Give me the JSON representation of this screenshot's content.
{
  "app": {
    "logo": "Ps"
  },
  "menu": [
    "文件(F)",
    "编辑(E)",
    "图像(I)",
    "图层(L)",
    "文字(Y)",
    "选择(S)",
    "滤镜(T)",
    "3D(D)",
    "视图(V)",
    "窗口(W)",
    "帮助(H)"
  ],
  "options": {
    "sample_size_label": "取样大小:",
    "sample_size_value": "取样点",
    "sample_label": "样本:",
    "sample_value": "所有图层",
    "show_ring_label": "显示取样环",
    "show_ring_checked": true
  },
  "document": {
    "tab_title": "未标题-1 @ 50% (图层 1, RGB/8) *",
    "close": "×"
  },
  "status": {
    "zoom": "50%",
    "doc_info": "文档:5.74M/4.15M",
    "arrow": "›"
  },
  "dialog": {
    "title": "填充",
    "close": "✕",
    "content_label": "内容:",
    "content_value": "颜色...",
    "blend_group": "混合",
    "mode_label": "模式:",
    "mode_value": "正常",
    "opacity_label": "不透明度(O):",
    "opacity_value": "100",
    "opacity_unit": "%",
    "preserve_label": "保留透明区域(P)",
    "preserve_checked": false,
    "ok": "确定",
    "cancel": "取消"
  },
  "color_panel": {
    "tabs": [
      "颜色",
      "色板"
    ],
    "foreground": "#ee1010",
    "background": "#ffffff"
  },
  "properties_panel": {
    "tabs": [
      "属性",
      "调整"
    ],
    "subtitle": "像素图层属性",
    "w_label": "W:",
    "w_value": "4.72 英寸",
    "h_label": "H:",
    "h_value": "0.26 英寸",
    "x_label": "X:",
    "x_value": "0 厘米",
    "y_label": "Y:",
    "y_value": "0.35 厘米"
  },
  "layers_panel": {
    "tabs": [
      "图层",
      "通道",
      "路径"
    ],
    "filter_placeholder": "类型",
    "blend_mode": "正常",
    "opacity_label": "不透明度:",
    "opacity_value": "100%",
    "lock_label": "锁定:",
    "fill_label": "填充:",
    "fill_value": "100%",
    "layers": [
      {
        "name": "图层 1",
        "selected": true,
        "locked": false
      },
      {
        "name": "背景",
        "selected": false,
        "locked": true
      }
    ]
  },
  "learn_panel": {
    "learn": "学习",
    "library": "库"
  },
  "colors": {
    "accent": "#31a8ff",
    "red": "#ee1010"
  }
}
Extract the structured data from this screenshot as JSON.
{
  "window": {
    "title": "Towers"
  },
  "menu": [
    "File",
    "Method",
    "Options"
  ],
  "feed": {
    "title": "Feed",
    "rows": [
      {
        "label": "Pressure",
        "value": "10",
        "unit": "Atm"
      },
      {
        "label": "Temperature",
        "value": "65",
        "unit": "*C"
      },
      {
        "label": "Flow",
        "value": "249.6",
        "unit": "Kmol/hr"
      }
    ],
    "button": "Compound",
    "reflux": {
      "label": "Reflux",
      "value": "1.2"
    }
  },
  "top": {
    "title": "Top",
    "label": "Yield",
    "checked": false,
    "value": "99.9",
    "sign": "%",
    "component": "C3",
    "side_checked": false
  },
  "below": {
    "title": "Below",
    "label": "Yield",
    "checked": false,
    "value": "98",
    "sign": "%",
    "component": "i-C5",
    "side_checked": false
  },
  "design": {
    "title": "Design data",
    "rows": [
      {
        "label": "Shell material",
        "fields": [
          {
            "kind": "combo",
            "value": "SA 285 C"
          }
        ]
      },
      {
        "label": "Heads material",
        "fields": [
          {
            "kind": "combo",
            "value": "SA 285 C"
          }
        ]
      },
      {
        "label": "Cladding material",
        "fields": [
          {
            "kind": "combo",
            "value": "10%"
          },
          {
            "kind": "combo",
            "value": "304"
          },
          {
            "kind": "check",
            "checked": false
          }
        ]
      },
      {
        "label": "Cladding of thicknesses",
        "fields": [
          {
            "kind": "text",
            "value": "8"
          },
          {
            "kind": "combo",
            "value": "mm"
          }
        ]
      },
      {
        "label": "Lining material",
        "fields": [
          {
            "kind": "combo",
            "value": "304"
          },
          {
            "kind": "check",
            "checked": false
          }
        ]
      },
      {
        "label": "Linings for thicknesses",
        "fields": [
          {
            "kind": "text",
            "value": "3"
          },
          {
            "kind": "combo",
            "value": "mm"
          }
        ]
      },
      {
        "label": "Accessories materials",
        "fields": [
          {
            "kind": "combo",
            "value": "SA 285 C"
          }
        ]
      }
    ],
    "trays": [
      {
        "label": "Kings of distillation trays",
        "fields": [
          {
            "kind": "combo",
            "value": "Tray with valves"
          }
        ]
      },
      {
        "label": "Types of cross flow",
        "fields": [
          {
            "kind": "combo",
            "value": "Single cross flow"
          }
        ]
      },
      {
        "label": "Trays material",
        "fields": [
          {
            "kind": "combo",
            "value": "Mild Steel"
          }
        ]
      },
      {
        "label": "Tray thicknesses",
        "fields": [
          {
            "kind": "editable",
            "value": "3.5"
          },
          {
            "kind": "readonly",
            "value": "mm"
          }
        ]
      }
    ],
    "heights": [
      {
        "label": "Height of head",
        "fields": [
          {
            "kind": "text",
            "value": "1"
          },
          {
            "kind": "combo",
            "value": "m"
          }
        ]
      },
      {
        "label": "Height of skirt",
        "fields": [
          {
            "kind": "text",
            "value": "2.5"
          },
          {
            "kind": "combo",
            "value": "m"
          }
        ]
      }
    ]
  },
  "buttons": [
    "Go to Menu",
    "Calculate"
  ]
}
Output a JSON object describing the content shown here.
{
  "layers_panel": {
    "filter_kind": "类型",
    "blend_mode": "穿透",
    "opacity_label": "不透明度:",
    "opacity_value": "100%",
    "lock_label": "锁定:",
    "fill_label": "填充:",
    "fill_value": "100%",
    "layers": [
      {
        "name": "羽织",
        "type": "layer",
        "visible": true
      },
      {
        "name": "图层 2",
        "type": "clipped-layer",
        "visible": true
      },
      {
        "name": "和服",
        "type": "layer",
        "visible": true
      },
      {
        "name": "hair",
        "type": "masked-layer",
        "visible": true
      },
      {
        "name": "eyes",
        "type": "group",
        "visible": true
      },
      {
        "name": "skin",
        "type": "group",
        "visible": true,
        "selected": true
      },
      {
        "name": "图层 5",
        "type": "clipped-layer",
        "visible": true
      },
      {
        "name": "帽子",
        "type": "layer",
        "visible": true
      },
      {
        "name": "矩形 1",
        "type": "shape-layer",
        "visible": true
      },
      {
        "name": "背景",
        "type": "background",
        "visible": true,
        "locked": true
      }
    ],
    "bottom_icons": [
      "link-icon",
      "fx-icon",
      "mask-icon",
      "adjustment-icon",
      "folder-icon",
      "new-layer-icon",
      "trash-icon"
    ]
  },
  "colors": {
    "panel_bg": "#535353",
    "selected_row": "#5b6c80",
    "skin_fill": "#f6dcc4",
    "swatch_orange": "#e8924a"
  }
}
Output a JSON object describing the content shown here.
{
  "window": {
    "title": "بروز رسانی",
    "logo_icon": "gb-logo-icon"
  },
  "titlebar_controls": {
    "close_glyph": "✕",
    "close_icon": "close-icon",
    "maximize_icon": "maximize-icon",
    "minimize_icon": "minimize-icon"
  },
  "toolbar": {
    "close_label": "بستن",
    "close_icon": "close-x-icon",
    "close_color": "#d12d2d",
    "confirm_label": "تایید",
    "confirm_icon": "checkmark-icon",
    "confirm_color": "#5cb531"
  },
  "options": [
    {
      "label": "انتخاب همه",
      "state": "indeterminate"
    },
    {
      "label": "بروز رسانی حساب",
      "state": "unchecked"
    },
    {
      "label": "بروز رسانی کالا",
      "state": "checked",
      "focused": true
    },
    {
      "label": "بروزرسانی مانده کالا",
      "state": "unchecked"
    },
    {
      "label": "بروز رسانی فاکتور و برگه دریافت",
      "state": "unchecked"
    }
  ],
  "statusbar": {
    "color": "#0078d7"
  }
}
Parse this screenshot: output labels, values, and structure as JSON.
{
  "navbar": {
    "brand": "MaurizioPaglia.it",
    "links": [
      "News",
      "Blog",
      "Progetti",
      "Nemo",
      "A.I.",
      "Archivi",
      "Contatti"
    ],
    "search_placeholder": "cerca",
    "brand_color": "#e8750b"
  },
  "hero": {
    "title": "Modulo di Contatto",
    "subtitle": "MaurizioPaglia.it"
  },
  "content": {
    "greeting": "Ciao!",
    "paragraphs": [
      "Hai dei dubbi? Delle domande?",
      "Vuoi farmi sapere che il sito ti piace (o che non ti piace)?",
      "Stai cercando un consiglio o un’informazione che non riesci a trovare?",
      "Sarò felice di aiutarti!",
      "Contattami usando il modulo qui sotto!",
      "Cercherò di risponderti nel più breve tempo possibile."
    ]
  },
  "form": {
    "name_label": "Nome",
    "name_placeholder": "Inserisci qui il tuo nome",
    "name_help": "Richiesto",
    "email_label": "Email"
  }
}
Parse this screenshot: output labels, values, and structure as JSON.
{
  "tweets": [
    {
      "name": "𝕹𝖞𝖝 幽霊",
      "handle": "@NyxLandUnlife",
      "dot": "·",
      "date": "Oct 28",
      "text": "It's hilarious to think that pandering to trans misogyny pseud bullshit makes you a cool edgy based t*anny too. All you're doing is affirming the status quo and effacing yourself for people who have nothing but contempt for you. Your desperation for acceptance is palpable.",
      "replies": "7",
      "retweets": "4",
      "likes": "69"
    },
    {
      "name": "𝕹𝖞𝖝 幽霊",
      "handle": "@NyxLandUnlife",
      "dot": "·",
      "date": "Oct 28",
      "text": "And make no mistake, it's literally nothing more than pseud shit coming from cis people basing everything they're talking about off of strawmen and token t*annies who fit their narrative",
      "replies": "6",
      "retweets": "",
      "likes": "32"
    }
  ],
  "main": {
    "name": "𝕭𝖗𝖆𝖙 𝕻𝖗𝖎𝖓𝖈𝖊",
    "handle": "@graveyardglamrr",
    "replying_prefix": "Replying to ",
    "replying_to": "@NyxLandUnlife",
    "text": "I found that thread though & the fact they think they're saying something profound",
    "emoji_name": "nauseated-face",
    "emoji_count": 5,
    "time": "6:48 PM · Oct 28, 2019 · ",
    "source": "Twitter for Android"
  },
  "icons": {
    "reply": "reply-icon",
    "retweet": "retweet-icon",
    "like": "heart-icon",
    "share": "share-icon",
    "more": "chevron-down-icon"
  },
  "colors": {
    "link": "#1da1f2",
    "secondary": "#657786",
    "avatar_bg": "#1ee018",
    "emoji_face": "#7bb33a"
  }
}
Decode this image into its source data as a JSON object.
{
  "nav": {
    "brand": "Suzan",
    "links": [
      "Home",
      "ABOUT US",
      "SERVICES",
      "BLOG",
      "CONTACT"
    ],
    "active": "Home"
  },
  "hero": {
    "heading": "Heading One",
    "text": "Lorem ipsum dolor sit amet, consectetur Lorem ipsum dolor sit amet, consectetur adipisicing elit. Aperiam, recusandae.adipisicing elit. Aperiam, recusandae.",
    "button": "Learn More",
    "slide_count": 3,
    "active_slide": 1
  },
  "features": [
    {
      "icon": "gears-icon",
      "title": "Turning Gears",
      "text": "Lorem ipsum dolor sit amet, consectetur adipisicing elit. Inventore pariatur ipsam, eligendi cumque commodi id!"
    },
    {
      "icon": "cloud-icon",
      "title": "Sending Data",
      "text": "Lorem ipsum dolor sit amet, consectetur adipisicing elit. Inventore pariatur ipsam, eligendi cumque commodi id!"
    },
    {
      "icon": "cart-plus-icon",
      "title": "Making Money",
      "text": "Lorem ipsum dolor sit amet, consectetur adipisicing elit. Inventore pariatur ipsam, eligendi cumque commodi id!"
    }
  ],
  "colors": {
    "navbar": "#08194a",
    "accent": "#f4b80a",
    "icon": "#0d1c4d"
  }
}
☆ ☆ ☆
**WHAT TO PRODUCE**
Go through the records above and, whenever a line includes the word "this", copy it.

**RESULT**
Give me the JSON representation of this screenshot's content.
Extract the structured data from this screenshot as JSON.
Parse this screenshot: output labels, values, and structure as JSON.
Parse this screenshot: output labels, values, and structure as JSON.
Decode this image into its source data as a JSON object.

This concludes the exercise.